Endpoint:
sediment toxicity: long-term
Data waiving:
other justification
Justification for data waiving:
other:

Description of key information

Toxicity to sediment organisms is unlikely.

Key value for chemical safety assessment

Additional information

No experimental data evaluating the toxicity to sediment organisms is available for Diisodecyl azelate (CAS 28472-97-1). Since the substance is readily biodegradable, chronic exposure of sediment organisms is unlikely. In addition, available data indicate, that the substance is not bioaccumulative. Based on the available information, toxicity to sediment organisms is not expected to be of concern. According to the Guidance on information requirements and chemical safety assessment, Chapter R.7b, readily biodegradable substances can be expected to undergo rapid and ultimate degradation in most environments, including biological Sewage Treatment Plants (STPs) (ECHA, 2012b). Therefore, after passing through conventional STPs, only low concentrations of this substance are likely to be (if at all) released into the environment.

Aquatic ecotoxicity data

Based on experimental data, Diisodecyl azelate exhibits no acute up to the limit of water solubility and low chronic toxicity to aquatic organisms (nominal loading rate above water solublity).

Metabolisms/Bioaccumulation

After absorption, Diisodecyl azelate is expected to be enzymatically hydrolysed in vivo by the ubiquitary enzyme carboxylesterase, yielding the corresponding alcohol and dicarboxylic acid. QSAR estimations using BCFBAF v3.0 support the expected rapid biotransformation of this substance with BCF/BAF values of 0.9 and 1.1 L/kg, respectively (Arnot-Gobas estimation including biotransformation, upper trophic level). The metabolism of the hydrolysis products alcohol (e.g. Isodecanol) and dicarboxylic acid (e.g. Azelaic acid) is well established and not of concern in terms of bioaccumulation (for further information see chapter 5.3 of the technical dossier).
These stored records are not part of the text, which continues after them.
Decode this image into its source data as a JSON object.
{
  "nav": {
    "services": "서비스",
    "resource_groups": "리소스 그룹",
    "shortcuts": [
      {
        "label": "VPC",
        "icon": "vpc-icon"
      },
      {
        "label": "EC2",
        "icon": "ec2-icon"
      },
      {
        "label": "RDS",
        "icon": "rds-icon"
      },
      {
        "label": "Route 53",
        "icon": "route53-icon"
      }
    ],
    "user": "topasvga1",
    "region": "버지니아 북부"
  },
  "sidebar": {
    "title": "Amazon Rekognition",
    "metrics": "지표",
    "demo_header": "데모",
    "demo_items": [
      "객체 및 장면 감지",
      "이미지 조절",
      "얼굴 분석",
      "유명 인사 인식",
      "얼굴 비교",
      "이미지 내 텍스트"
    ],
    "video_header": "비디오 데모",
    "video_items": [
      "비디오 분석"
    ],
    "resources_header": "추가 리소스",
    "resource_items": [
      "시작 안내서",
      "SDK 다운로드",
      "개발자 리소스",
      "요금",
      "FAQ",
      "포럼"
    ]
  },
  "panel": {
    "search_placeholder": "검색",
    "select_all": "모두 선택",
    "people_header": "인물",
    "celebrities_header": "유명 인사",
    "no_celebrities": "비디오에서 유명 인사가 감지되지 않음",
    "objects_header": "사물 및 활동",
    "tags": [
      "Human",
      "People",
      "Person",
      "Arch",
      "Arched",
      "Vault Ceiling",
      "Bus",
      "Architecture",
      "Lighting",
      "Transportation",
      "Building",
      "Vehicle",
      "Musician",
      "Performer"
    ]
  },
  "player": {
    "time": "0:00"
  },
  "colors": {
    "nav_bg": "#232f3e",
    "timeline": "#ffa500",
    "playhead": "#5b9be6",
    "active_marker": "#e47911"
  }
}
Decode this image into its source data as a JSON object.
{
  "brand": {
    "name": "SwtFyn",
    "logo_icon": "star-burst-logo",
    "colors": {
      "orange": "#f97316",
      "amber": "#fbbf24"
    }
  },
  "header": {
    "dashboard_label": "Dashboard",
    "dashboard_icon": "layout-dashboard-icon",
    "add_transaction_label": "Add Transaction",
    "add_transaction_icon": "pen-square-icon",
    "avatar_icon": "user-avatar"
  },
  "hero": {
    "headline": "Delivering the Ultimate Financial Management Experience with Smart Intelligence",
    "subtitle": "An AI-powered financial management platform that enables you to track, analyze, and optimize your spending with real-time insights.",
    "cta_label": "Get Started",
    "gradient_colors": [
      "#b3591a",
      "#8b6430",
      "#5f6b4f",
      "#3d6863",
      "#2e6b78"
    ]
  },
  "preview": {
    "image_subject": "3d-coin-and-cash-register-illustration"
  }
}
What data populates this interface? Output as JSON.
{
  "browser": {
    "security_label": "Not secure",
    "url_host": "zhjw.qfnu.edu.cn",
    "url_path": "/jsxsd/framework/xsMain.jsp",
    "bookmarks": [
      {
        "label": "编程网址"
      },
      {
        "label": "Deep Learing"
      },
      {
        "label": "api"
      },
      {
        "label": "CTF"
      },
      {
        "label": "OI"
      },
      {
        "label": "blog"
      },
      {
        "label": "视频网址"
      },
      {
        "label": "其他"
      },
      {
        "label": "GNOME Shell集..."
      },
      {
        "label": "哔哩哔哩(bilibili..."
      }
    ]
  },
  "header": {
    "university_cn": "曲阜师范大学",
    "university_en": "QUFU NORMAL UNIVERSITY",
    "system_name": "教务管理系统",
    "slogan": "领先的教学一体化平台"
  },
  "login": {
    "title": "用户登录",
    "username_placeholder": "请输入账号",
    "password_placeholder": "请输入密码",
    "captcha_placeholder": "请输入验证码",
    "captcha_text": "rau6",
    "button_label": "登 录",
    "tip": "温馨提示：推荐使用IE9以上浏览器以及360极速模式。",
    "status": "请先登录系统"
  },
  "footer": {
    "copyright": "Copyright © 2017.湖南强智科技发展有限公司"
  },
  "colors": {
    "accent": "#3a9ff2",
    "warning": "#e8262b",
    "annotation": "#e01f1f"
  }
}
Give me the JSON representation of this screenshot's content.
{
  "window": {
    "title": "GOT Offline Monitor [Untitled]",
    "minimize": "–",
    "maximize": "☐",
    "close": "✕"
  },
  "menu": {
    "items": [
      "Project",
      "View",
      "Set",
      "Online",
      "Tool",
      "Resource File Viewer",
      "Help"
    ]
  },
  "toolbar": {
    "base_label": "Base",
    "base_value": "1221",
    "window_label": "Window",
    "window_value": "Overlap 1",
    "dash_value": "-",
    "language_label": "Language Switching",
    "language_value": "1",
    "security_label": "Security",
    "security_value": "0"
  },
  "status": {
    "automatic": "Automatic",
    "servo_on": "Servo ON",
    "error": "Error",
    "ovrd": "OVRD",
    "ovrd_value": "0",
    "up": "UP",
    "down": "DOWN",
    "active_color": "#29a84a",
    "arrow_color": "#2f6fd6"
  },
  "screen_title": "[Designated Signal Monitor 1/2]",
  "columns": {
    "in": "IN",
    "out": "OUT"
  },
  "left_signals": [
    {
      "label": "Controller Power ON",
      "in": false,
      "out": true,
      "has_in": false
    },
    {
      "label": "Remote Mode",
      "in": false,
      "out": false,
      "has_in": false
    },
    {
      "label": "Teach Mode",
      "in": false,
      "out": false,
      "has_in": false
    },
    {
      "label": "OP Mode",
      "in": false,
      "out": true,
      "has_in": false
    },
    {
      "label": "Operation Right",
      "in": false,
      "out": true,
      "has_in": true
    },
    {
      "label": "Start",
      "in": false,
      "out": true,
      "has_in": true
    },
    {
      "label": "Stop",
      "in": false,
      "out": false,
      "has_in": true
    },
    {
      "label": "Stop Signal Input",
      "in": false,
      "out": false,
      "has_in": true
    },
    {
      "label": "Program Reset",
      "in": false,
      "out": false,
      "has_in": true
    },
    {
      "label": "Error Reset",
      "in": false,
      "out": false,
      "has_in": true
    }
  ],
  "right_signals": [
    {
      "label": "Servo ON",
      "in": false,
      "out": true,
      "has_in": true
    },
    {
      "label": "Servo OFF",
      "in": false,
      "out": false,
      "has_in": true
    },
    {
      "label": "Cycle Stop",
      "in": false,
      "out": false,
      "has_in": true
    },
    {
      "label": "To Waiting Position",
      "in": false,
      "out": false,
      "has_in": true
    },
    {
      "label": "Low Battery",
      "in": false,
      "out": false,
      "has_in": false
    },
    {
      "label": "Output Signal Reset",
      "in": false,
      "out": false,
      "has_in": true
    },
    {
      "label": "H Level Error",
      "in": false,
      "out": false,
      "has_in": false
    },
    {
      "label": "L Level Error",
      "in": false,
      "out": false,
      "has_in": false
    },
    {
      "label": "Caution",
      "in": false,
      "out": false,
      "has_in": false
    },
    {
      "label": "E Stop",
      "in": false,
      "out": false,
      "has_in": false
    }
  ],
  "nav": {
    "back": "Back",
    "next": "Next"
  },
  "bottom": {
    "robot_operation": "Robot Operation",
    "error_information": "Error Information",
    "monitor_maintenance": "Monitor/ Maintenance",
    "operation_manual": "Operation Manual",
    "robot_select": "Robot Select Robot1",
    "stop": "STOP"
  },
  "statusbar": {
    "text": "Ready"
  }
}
Conclusion

Due to its readily biodegradable nature, extensive degradation of Diisodecyl azelate in conventional STPs will take place and only low concentrations are expected to be released (if at all) into the environment. After uptake by sediment species, extensive and fast biotransformation of this substance by carboxylesterases into Azelaic acid and the corresponding alcohol is expected. The supporting BCF/BAF values estimated with the BCFBAF v3.01 program, Arnot-Gobas model including biotransformation, also indicate that this substance will not be bioaccumulative. Therefore, Diisodecyl azelate is unlikely to pose a risk for sediment organisms in general and testing is thus omitted. A detailed reference list is provided in the technical dossier (see IUCLID, section 13) and within CSR.